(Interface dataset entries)

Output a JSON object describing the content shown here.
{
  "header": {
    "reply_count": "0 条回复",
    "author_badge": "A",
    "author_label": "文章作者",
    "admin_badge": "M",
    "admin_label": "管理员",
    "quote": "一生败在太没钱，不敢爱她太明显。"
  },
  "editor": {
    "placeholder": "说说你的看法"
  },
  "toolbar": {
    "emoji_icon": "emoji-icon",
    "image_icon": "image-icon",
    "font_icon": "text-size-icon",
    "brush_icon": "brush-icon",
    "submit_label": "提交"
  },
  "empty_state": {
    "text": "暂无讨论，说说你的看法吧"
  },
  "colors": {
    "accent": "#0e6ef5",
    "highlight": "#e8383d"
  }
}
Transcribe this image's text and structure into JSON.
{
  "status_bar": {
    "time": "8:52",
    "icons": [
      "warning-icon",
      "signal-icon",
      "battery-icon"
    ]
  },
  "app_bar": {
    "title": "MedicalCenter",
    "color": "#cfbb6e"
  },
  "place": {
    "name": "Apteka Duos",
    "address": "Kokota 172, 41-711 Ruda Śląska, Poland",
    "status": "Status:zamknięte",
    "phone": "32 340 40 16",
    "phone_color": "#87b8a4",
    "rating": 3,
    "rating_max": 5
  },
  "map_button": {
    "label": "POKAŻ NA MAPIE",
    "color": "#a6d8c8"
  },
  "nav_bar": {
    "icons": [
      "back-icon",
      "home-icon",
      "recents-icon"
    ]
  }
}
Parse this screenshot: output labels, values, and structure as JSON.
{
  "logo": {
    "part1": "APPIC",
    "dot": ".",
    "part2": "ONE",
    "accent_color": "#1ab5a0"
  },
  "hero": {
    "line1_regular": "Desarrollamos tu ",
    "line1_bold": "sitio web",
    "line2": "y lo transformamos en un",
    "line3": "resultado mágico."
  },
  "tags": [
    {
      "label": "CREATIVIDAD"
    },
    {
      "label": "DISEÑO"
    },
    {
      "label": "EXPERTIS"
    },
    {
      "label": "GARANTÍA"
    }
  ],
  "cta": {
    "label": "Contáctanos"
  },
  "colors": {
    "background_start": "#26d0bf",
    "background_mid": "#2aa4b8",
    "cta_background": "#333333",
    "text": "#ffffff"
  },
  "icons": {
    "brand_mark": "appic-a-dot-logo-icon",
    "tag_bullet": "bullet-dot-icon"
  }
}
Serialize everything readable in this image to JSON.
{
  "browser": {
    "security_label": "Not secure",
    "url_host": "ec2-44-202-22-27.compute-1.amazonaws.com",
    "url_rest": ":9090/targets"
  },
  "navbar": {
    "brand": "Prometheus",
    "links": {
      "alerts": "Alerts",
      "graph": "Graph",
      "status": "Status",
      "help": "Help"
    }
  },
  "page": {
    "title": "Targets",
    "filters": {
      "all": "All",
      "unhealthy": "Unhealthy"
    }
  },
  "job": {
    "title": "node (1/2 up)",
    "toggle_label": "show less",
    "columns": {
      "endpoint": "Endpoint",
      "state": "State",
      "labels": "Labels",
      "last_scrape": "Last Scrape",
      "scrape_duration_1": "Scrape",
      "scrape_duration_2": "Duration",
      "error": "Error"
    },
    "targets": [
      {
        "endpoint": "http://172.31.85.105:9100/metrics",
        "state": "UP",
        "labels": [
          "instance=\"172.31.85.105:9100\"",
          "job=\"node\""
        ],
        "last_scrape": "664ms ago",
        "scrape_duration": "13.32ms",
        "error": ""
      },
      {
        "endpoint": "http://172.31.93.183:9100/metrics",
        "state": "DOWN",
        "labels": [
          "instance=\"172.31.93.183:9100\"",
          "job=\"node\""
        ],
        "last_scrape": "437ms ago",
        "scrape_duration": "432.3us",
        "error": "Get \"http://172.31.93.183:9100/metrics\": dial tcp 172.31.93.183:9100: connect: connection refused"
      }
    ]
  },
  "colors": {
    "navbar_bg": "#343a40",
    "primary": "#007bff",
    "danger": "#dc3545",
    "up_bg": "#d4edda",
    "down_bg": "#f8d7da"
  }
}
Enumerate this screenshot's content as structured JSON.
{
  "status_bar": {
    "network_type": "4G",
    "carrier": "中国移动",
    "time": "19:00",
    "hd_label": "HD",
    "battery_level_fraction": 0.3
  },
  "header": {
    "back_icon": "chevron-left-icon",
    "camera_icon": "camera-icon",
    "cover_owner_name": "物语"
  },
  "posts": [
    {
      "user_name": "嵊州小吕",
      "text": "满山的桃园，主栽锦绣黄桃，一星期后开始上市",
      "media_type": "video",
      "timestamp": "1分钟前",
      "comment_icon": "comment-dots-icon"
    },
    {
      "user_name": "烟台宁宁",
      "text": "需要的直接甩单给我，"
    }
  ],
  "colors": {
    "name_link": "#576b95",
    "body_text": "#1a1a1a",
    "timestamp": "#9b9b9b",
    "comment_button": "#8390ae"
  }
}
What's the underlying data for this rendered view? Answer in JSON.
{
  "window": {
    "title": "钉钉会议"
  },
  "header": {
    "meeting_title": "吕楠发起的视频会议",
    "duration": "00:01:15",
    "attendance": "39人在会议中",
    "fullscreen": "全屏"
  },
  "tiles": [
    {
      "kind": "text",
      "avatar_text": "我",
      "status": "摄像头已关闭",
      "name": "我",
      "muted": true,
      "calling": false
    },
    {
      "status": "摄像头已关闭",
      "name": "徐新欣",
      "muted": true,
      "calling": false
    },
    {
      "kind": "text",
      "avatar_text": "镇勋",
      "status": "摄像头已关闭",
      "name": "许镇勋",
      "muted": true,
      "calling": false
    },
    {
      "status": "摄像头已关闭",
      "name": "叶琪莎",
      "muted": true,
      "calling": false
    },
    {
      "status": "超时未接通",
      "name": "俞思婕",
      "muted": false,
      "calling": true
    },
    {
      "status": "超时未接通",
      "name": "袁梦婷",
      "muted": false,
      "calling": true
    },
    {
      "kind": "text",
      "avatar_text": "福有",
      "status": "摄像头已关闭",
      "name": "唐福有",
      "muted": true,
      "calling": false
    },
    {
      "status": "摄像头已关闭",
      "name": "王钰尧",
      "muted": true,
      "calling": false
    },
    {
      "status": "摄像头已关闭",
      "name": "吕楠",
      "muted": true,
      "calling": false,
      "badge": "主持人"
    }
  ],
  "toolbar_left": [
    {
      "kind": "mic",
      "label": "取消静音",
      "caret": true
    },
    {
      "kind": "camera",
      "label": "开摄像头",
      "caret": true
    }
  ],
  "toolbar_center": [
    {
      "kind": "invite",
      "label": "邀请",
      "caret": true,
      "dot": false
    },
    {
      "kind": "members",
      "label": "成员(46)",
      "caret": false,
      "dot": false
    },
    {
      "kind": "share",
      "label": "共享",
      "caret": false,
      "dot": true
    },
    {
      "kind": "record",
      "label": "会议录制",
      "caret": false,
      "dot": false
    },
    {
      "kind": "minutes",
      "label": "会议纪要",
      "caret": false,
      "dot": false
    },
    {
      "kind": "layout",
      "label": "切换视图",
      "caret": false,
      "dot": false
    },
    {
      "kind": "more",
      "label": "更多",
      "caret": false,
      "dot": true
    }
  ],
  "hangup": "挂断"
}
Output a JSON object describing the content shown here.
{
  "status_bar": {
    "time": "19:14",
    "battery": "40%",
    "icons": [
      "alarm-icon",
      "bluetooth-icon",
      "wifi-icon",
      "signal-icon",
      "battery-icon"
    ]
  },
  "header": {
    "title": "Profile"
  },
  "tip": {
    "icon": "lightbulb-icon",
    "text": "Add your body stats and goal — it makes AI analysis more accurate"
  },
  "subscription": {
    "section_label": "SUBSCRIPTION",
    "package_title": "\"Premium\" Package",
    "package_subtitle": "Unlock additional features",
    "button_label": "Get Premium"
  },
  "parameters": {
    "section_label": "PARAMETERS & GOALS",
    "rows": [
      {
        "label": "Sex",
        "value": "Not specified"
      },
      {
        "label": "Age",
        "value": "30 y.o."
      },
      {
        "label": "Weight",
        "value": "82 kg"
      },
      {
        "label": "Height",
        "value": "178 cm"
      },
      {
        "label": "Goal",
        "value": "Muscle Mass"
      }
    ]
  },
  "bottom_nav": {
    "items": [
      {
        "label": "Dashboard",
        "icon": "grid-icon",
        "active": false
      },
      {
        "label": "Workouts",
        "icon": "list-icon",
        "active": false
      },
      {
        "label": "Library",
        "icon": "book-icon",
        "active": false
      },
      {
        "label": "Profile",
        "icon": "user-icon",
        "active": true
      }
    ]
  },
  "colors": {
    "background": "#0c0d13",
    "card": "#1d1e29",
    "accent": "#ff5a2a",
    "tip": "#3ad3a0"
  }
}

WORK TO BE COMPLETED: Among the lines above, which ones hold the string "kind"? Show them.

SOLUTION:
      "kind": "text",
      "kind": "text",
      "kind": "text",
      "kind": "mic",
      "kind": "camera",
      "kind": "invite",
      "kind": "members",
      "kind": "share",
      "kind": "record",
      "kind": "minutes",
      "kind": "layout",
      "kind": "more",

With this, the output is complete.